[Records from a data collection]
=== Begin Enclosure ===

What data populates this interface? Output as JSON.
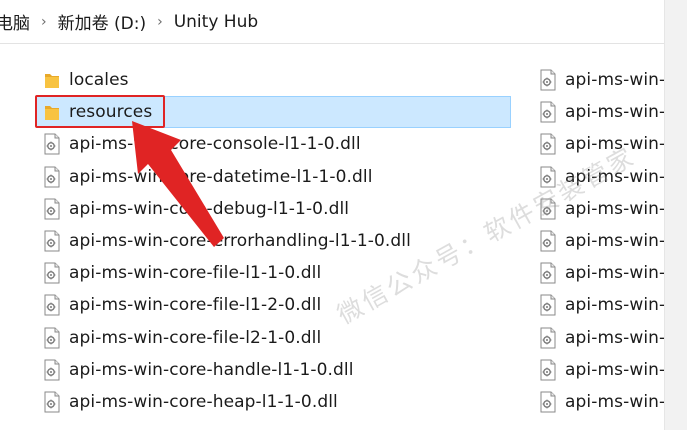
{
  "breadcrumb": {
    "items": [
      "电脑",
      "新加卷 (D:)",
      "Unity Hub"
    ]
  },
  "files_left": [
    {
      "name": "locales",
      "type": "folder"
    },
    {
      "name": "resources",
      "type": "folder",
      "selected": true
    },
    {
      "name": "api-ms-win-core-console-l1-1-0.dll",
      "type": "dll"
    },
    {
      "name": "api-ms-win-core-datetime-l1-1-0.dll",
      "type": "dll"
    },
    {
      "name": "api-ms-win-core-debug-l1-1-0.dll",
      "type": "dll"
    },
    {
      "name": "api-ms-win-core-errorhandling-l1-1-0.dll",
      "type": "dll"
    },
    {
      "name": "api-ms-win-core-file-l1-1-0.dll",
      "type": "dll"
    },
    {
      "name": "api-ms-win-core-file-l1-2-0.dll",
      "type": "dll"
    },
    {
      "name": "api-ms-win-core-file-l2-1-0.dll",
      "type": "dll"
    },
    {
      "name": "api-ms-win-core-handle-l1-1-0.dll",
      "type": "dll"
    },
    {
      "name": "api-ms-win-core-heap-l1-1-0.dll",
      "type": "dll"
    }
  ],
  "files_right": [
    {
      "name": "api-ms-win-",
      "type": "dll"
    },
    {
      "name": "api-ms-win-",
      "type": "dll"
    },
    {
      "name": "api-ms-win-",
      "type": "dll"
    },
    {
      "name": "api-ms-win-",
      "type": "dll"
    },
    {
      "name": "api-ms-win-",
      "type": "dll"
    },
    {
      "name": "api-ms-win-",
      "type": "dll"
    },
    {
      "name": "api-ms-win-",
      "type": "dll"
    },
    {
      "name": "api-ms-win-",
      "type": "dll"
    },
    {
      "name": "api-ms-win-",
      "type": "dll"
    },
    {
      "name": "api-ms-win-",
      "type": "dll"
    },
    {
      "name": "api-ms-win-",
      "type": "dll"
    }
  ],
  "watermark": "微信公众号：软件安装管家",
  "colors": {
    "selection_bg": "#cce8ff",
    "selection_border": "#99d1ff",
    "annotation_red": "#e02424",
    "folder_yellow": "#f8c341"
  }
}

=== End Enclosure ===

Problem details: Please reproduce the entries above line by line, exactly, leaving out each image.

Result for this task:
What data populates this interface? Output as JSON.
{
  "breadcrumb": {
    "items": [
      "电脑",
      "新加卷 (D:)",
      "Unity Hub"
    ]
  },
  "files_left": [
    {
      "name": "locales",
      "type": "folder"
    },
    {
      "name": "resources",
      "type": "folder",
      "selected": true
    },
    {
      "name": "api-ms-win-core-console-l1-1-0.dll",
      "type": "dll"
    },
    {
      "name": "api-ms-win-core-datetime-l1-1-0.dll",
      "type": "dll"
    },
    {
      "name": "api-ms-win-core-debug-l1-1-0.dll",
      "type": "dll"
    },
    {
      "name": "api-ms-win-core-errorhandling-l1-1-0.dll",
      "type": "dll"
    },
    {
      "name": "api-ms-win-core-file-l1-1-0.dll",
      "type": "dll"
    },
    {
      "name": "api-ms-win-core-file-l1-2-0.dll",
      "type": "dll"
    },
    {
      "name": "api-ms-win-core-file-l2-1-0.dll",
      "type": "dll"
    },
    {
      "name": "api-ms-win-core-handle-l1-1-0.dll",
      "type": "dll"
    },
    {
      "name": "api-ms-win-core-heap-l1-1-0.dll",
      "type": "dll"
    }
  ],
  "files_right": [
    {
      "name": "api-ms-win-",
      "type": "dll"
    },
    {
      "name": "api-ms-win-",
      "type": "dll"
    },
    {
      "name": "api-ms-win-",
      "type": "dll"
    },
    {
      "name": "api-ms-win-",
      "type": "dll"
    },
    {
      "name": "api-ms-win-",
      "type": "dll"
    },
    {
      "name": "api-ms-win-",
      "type": "dll"
    },
    {
      "name": "api-ms-win-",
      "type": "dll"
    },
    {
      "name": "api-ms-win-",
      "type": "dll"
    },
    {
      "name": "api-ms-win-",
      "type": "dll"
    },
    {
      "name": "api-ms-win-",
      "type": "dll"
    },
    {
      "name": "api-ms-win-",
      "type": "dll"
    }
  ],
  "watermark": "微信公众号：软件安装管家",
  "colors": {
    "selection_bg": "#cce8ff",
    "selection_border": "#99d1ff",
    "annotation_red": "#e02424",
    "folder_yellow": "#f8c341"
  }
}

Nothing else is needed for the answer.